Work item
The entries below are to be written out exactly, with no images included.

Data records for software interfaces
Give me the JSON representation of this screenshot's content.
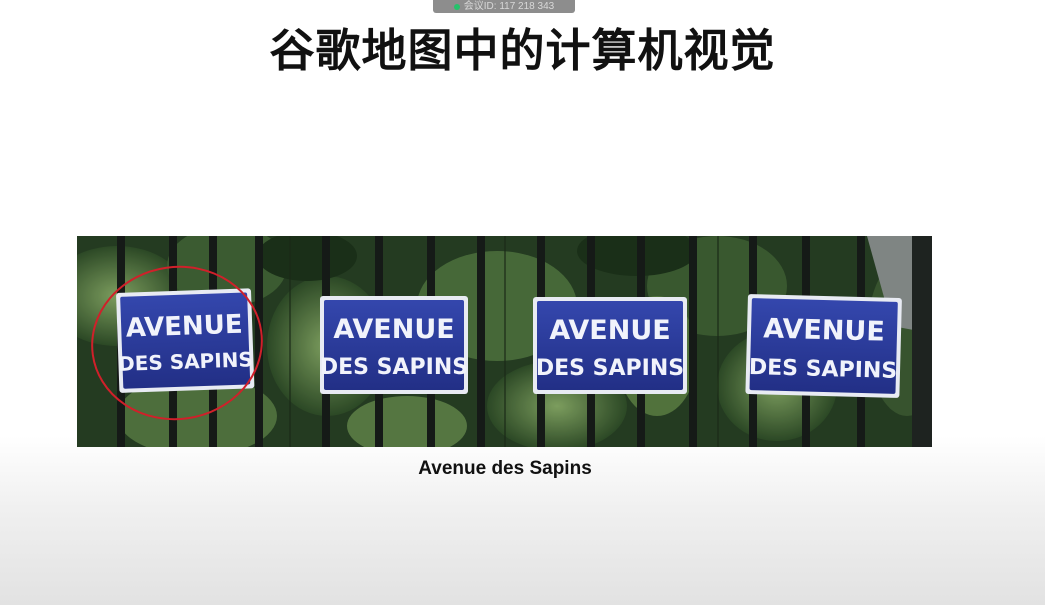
{
  "overlay": {
    "meeting_id": "会议ID: 117 218 343"
  },
  "slide": {
    "title": "谷歌地图中的计算机视觉",
    "caption": "Avenue des Sapins",
    "signs": [
      {
        "line1": "AVENUE",
        "line2": "DES SAPINS",
        "highlighted": true
      },
      {
        "line1": "AVENUE",
        "line2": "DES SAPINS",
        "highlighted": false
      },
      {
        "line1": "AVENUE",
        "line2": "DES SAPINS",
        "highlighted": false
      },
      {
        "line1": "AVENUE",
        "line2": "DES SAPINS",
        "highlighted": false
      }
    ]
  },
  "colors": {
    "sign_blue": "#2a3a9e",
    "sign_border": "#e9ecf5",
    "highlight_circle": "#d0202a",
    "foliage_dark": "#1f3a1d",
    "foliage_light": "#6b8f4e"
  }
}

Answer to this task
Give me the JSON representation of this screenshot's content.
{
  "overlay": {
    "meeting_id": "会议ID: 117 218 343"
  },
  "slide": {
    "title": "谷歌地图中的计算机视觉",
    "caption": "Avenue des Sapins",
    "signs": [
      {
        "line1": "AVENUE",
        "line2": "DES SAPINS",
        "highlighted": true
      },
      {
        "line1": "AVENUE",
        "line2": "DES SAPINS",
        "highlighted": false
      },
      {
        "line1": "AVENUE",
        "line2": "DES SAPINS",
        "highlighted": false
      },
      {
        "line1": "AVENUE",
        "line2": "DES SAPINS",
        "highlighted": false
      }
    ]
  },
  "colors": {
    "sign_blue": "#2a3a9e",
    "sign_border": "#e9ecf5",
    "highlight_circle": "#d0202a",
    "foliage_dark": "#1f3a1d",
    "foliage_light": "#6b8f4e"
  }
}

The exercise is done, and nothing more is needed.